Thirdly, bites from this snake are extremely rare, because the snake itself is rare. Although it inhabits the whole of Chile, it is seldom seen and recorded incidents of one biting a human are few and far between. Because of this rarity and lack of sightings the snake is considered near-threatened by the IUCN.

Long Tailed Snake 

Chilean long tailed snake. moderately venomous, rear fanged snake endemic to Chile.
Credit Lycaon @Wikimedia

Philodryas Chamissonis or Culebra de Cola Larga, is the second dangerous snake you might come across in Chile. Endemic to Chile this snake inhabits a range of habitats from the northern city of Copiapó to the southern town of Valdivia. 

Reaching up to 5ft in length the Long-tailed snake is the largest of the two dangerous snakes found in Chile. It is usually grey with distinctive black and white stripes running the length of its body. Like the slender snake, this one is moderately venomous, rear-fanged, and rarely found, meaning that whilst it is dangerous, the risk is low. 

However, bites from a long-tailed snake can be painful and cause large amounts of swelling so it’s always wise to seek medical attention in the event of a bite. 

Long-Tailed Pygmy Rice Rat

The long tailed pygmy rice rat on a wooded forest floor in Chile.
Credit Yamil Hussein E @Wikimedia

The last creature on our list of the dangerous animals found in Chile should reassure you of how few natural threats there are in this country. We don’t expect you to fear a bite or deadly attack by these rather cute little critters. The threat they pose is because of the virus that they carry. 

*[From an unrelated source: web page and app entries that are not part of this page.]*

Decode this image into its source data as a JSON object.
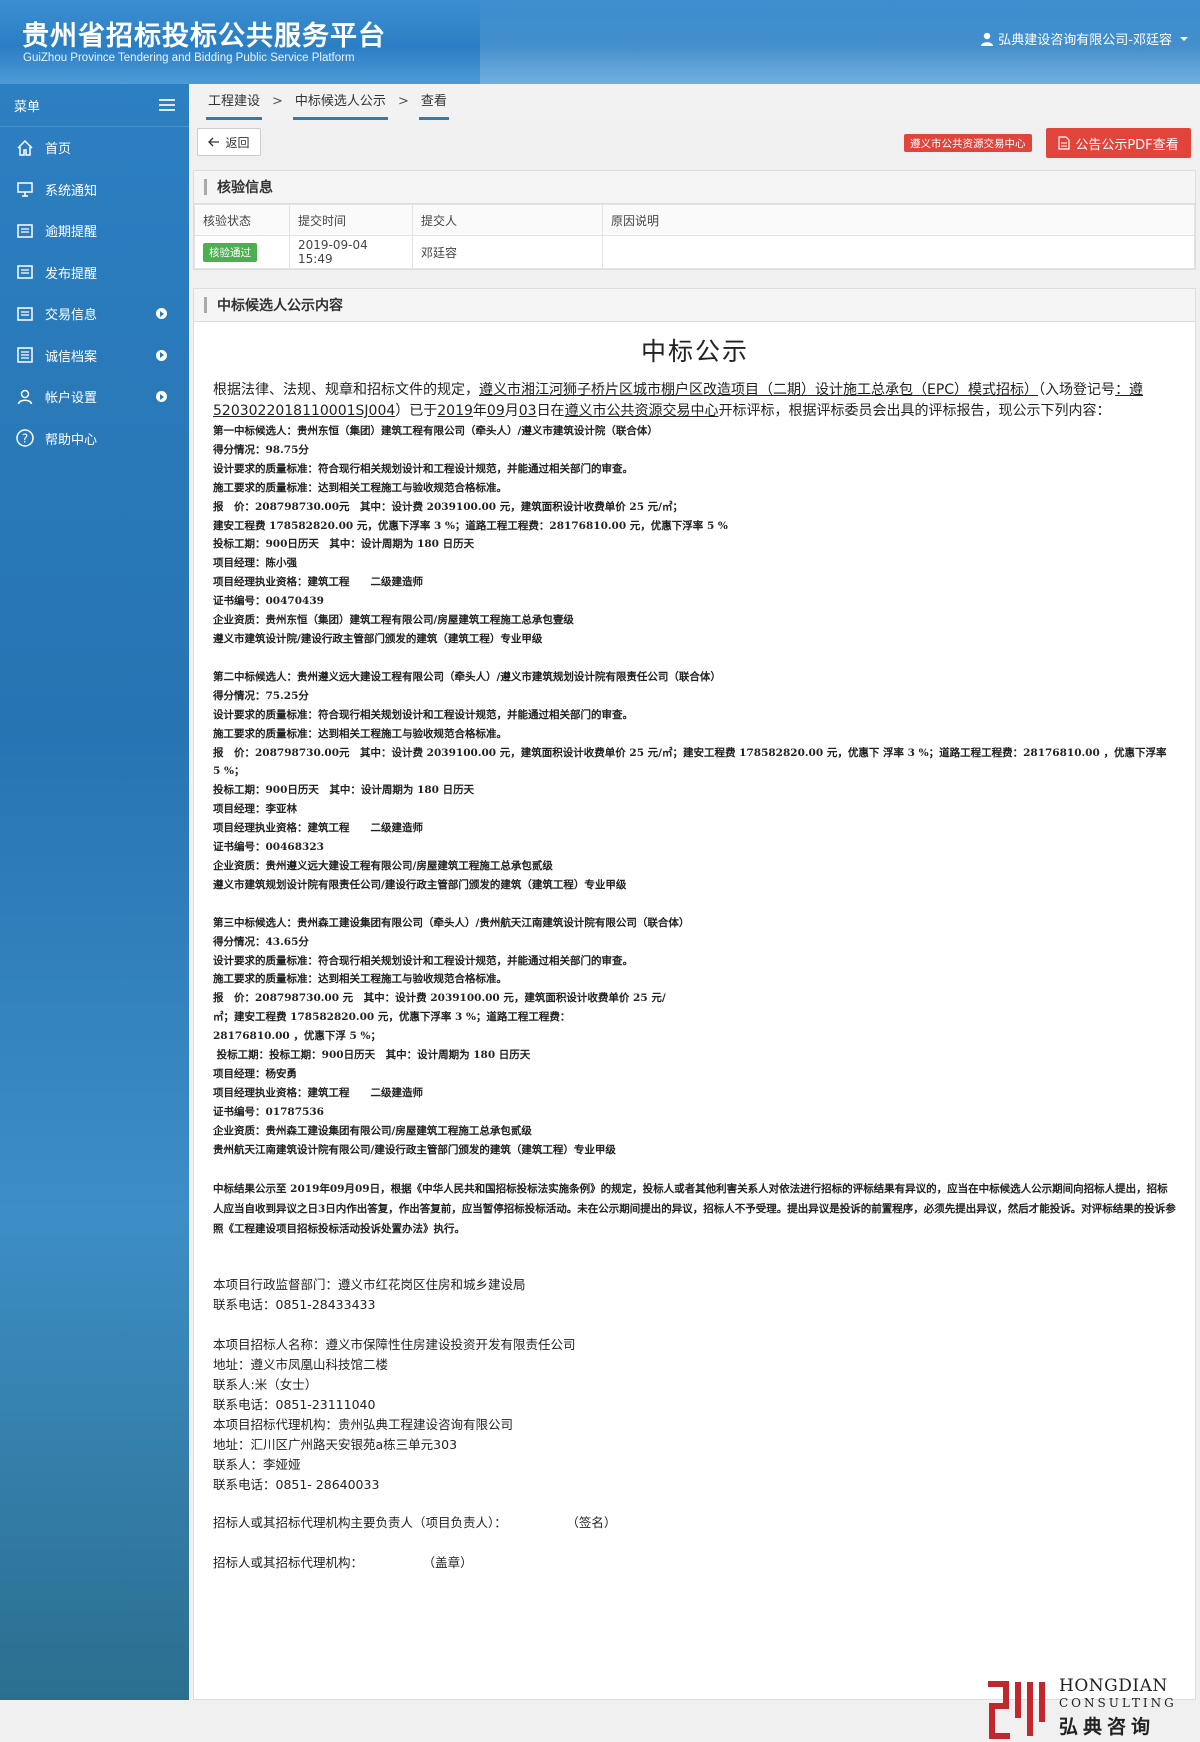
{
  "header": {
    "title": "贵州省招标投标公共服务平台",
    "subtitle": "GuiZhou Province Tendering and Bidding Public Service Platform",
    "user": "弘典建设咨询有限公司-邓廷容"
  },
  "sidebar": {
    "menu_label": "菜单",
    "items": [
      {
        "label": "首页",
        "icon": "home-icon"
      },
      {
        "label": "系统通知",
        "icon": "monitor-icon"
      },
      {
        "label": "逾期提醒",
        "icon": "card-icon"
      },
      {
        "label": "发布提醒",
        "icon": "card-icon"
      },
      {
        "label": "交易信息",
        "icon": "card-icon",
        "expandable": true
      },
      {
        "label": "诚信档案",
        "icon": "list-icon",
        "expandable": true
      },
      {
        "label": "帐户设置",
        "icon": "user-icon",
        "expandable": true
      },
      {
        "label": "帮助中心",
        "icon": "help-icon"
      }
    ]
  },
  "breadcrumb": [
    "工程建设",
    "中标候选人公示",
    "查看"
  ],
  "toolbar": {
    "back": "返回",
    "link_tag": "遵义市公共资源交易中心",
    "pdf_button": "公告公示PDF查看"
  },
  "verify": {
    "title": "核验信息",
    "columns": [
      "核验状态",
      "提交时间",
      "提交人",
      "原因说明"
    ],
    "row": {
      "status": "核验通过",
      "time": "2019-09-04 15:49",
      "submitter": "邓廷容",
      "reason": ""
    }
  },
  "content": {
    "panel_title": "中标候选人公示内容",
    "doc_title": "中标公示",
    "intro": {
      "p1": "根据法律、法规、规章和招标文件的规定，",
      "project": "遵义市湘江河狮子桥片区城市棚户区改造项目（二期）设计施工总承包（EPC）模式招标）",
      "p2": "（入场登记号",
      "reg_no": "：遵5203022018110001SJ004",
      "p3": "）已于",
      "year": "2019",
      "p4": "年",
      "month": "09",
      "p5": "月",
      "day": "03",
      "p6": "日在",
      "venue": "遵义市公共资源交易中心",
      "p7": "开标评标，根据评标委员会出具的评标报告，现公示下列内容："
    },
    "candidates": [
      [
        "第一中标候选人：贵州东恒（集团）建筑工程有限公司（牵头人）/遵义市建筑设计院（联合体）",
        "得分情况：98.75分",
        "设计要求的质量标准：符合现行相关规划设计和工程设计规范，并能通过相关部门的审查。",
        "施工要求的质量标准：达到相关工程施工与验收规范合格标准。",
        "报　价：208798730.00元　其中：设计费 2039100.00 元，建筑面积设计收费单价 25 元/㎡；",
        "建安工程费 178582820.00 元，优惠下浮率 3 %；道路工程工程费：28176810.00 元，优惠下浮率 5 %",
        "投标工期：900日历天　其中：设计周期为 180 日历天",
        "项目经理：陈小强",
        "项目经理执业资格：建筑工程　　二级建造师",
        "证书编号：00470439",
        "企业资质：贵州东恒（集团）建筑工程有限公司/房屋建筑工程施工总承包壹级",
        "遵义市建筑设计院/建设行政主管部门颁发的建筑（建筑工程）专业甲级"
      ],
      [
        "第二中标候选人：贵州遵义远大建设工程有限公司（牵头人）/遵义市建筑规划设计院有限责任公司（联合体）",
        "得分情况：75.25分",
        "设计要求的质量标准：符合现行相关规划设计和工程设计规范，并能通过相关部门的审查。",
        "施工要求的质量标准：达到相关工程施工与验收规范合格标准。",
        "报　价：208798730.00元　其中：设计费 2039100.00 元，建筑面积设计收费单价 25 元/㎡；建安工程费 178582820.00 元，优惠下 浮率 3 %；道路工程工程费：28176810.00 ，优惠下浮率 5 %；",
        "投标工期：900日历天　其中：设计周期为 180 日历天",
        "项目经理：李亚林",
        "项目经理执业资格：建筑工程　　二级建造师",
        "证书编号：00468323",
        "企业资质：贵州遵义远大建设工程有限公司/房屋建筑工程施工总承包贰级",
        "遵义市建筑规划设计院有限责任公司/建设行政主管部门颁发的建筑（建筑工程）专业甲级"
      ],
      [
        "第三中标候选人：贵州森工建设集团有限公司（牵头人）/贵州航天江南建筑设计院有限公司（联合体）",
        "得分情况：43.65分",
        "设计要求的质量标准：符合现行相关规划设计和工程设计规范，并能通过相关部门的审查。",
        "施工要求的质量标准：达到相关工程施工与验收规范合格标准。",
        "报　价：208798730.00 元　其中：设计费 2039100.00 元，建筑面积设计收费单价 25 元/",
        "㎡；建安工程费 178582820.00 元，优惠下浮率 3 %；道路工程工程费：",
        "28176810.00 ，优惠下浮 5 %；",
        " 投标工期：投标工期：900日历天　其中：设计周期为 180 日历天",
        "项目经理：杨安勇",
        "项目经理执业资格：建筑工程　　二级建造师",
        "证书编号：01787536",
        "企业资质：贵州森工建设集团有限公司/房屋建筑工程施工总承包贰级",
        "贵州航天江南建筑设计院有限公司/建设行政主管部门颁发的建筑（建筑工程）专业甲级"
      ]
    ],
    "notice": "中标结果公示至 2019年09月09日，根据《中华人民共和国招标投标法实施条例》的规定，投标人或者其他利害关系人对依法进行招标的评标结果有异议的，应当在中标候选人公示期间向招标人提出，招标人应当自收到异议之日3日内作出答复，作出答复前，应当暂停招标投标活动。未在公示期间提出的异议，招标人不予受理。提出异议是投诉的前置程序，必须先提出异议，然后才能投诉。对评标结果的投诉参照《工程建设项目招标投标活动投诉处置办法》执行。",
    "supervisor": [
      "本项目行政监督部门：遵义市红花岗区住房和城乡建设局",
      "联系电话：0851-28433433"
    ],
    "contacts": [
      "本项目招标人名称：遵义市保障性住房建设投资开发有限责任公司",
      "地址：遵义市凤凰山科技馆二楼",
      "联系人:米（女士）",
      "联系电话：0851-23111040",
      "本项目招标代理机构：贵州弘典工程建设咨询有限公司",
      "地址：汇川区广州路天安银苑a栋三单元303",
      "联系人：李娅娅",
      "联系电话：0851- 28640033"
    ],
    "sign_principal": "招标人或其招标代理机构主要负责人（项目负责人）：               （签名）",
    "sign_seal": "招标人或其招标代理机构：               （盖章）",
    "logo": {
      "en1": "HONGDIAN",
      "en2": "CONSULTING",
      "cn": "弘典咨询",
      "color": "#c1272d"
    }
  }
}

The Hantavirus, a disease found in both North and South America can cause illness and death in people exposed to it. The strain of Hantavirus found in Chile, the Andes Virus is carried mainly by the long-tailed pygmy rice rat. The disease is found in the rat’s droppings and urine. Humans can become infected if they handle droppings or breathe air that contains fecal particles. In rare cases with the Andes Virus humans can catch it from prolonged or close contact with another infected person. 

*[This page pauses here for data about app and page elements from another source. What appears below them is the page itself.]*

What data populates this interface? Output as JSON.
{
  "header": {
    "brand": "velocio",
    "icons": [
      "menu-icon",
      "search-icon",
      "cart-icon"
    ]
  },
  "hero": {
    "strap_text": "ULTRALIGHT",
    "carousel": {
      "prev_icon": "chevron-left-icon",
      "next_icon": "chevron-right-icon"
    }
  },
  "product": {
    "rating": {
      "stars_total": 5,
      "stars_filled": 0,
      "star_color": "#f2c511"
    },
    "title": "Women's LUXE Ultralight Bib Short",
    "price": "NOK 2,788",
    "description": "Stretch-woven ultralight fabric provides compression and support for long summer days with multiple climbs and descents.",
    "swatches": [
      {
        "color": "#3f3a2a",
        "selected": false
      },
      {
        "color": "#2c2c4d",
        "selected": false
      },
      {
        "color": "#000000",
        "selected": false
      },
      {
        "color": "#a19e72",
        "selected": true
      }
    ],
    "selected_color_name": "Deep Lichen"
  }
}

The disease has flu-like symptoms, to begin with: fever, headaches, stomach pain, and muscle aches. Leading to more serious symptoms such as coughing, fluid on the lungs, and struggling to breathe. The disease is dangerous and has a high mortality rate if not treated correctly.  

The tiny rat is generally found in mountainous regions, forest floors, and rural areas. Travelers can reduce risk by avoiding areas infested with rodents and enclosed areas where rodent droppings can be found. Hands should be washed frequently and any items that come into contact with rat droppings should be disinfected thoroughly. Whilst camping or staying in rural areas it is wise to safeguard all food from rodents. If you or someone you’re traveling with come into contact with the virus, or exhibits any symptoms seek help from a medical professional. 

guanaco beside a lake in Chile, South America.
Credit Paula Porto @Unsplash

What is the most dangerous animal in Chile?

Pumas are objectively the most dangerous animals in Chile because an attack by one can cause severe injury or death. However attacks on humans by Pumas in Chile are extremely rare and so long as care is taken whilst hiking or visiting their habitat, visitors should be safe. 

What is the most dangerous snake in Chile?

There are few snakes in Chile when compared with the rest of South America. Since it does not have a tropical climate, giant anacondas and boa constrictors the like of which are found in the Amazon, do not live in Chile. However, there are still one or two snakes that it’s worth watching out for. The Chilean Slender Snake is the most dangerous. Although rare, its bite is moderately venomous and can cause pain, swelling, and discomfort.

What is the most dangerous spider in Chile?

The Chilean Recluse is the most dangerous spider in Chile. Its bite is highly venomous and can cause serious illness and fatality if not treated properly.